Every entry is to be returned verbatim.

[Dataset records]
════════════════
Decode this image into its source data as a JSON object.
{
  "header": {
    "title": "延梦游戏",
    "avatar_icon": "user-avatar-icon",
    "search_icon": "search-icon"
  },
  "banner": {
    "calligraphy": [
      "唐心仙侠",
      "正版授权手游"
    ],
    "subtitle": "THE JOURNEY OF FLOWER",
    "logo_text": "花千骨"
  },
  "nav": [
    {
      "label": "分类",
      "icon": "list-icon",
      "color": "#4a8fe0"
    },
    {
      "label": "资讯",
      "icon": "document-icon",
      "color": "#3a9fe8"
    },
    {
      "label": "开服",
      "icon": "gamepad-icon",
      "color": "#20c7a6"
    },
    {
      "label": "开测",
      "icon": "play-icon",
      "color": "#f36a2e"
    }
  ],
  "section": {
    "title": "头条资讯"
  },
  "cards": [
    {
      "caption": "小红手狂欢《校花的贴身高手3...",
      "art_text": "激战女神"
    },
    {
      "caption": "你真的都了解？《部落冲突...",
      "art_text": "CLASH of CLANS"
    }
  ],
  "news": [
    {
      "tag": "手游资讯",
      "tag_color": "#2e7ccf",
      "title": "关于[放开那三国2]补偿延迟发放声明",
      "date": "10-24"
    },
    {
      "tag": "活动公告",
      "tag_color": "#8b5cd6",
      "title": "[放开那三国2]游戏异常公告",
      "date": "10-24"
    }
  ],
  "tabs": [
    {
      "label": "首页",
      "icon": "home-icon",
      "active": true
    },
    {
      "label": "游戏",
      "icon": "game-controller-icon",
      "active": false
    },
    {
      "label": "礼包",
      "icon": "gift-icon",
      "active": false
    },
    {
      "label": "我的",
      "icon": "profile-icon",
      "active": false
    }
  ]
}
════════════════
» **Result**:
Decode this image into its source data as a JSON object.
{
  "header": {
    "title": "延梦游戏",
    "avatar_icon": "user-avatar-icon",
    "search_icon": "search-icon"
  },
  "banner": {
    "calligraphy": [
      "唐心仙侠",
      "正版授权手游"
    ],
    "subtitle": "THE JOURNEY OF FLOWER",
    "logo_text": "花千骨"
  },
  "nav": [
    {
      "label": "分类",
      "icon": "list-icon",
      "color": "#4a8fe0"
    },
    {
      "label": "资讯",
      "icon": "document-icon",
      "color": "#3a9fe8"
    },
    {
      "label": "开服",
      "icon": "gamepad-icon",
      "color": "#20c7a6"
    },
    {
      "label": "开测",
      "icon": "play-icon",
      "color": "#f36a2e"
    }
  ],
  "section": {
    "title": "头条资讯"
  },
  "cards": [
    {
      "caption": "小红手狂欢《校花的贴身高手3...",
      "art_text": "激战女神"
    },
    {
      "caption": "你真的都了解？《部落冲突...",
      "art_text": "CLASH of CLANS"
    }
  ],
  "news": [
    {
      "tag": "手游资讯",
      "tag_color": "#2e7ccf",
      "title": "关于[放开那三国2]补偿延迟发放声明",
      "date": "10-24"
    },
    {
      "tag": "活动公告",
      "tag_color": "#8b5cd6",
      "title": "[放开那三国2]游戏异常公告",
      "date": "10-24"
    }
  ],
  "tabs": [
    {
      "label": "首页",
      "icon": "home-icon",
      "active": true
    },
    {
      "label": "游戏",
      "icon": "game-controller-icon",
      "active": false
    },
    {
      "label": "礼包",
      "icon": "gift-icon",
      "active": false
    },
    {
      "label": "我的",
      "icon": "profile-icon",
      "active": false
    }
  ]
}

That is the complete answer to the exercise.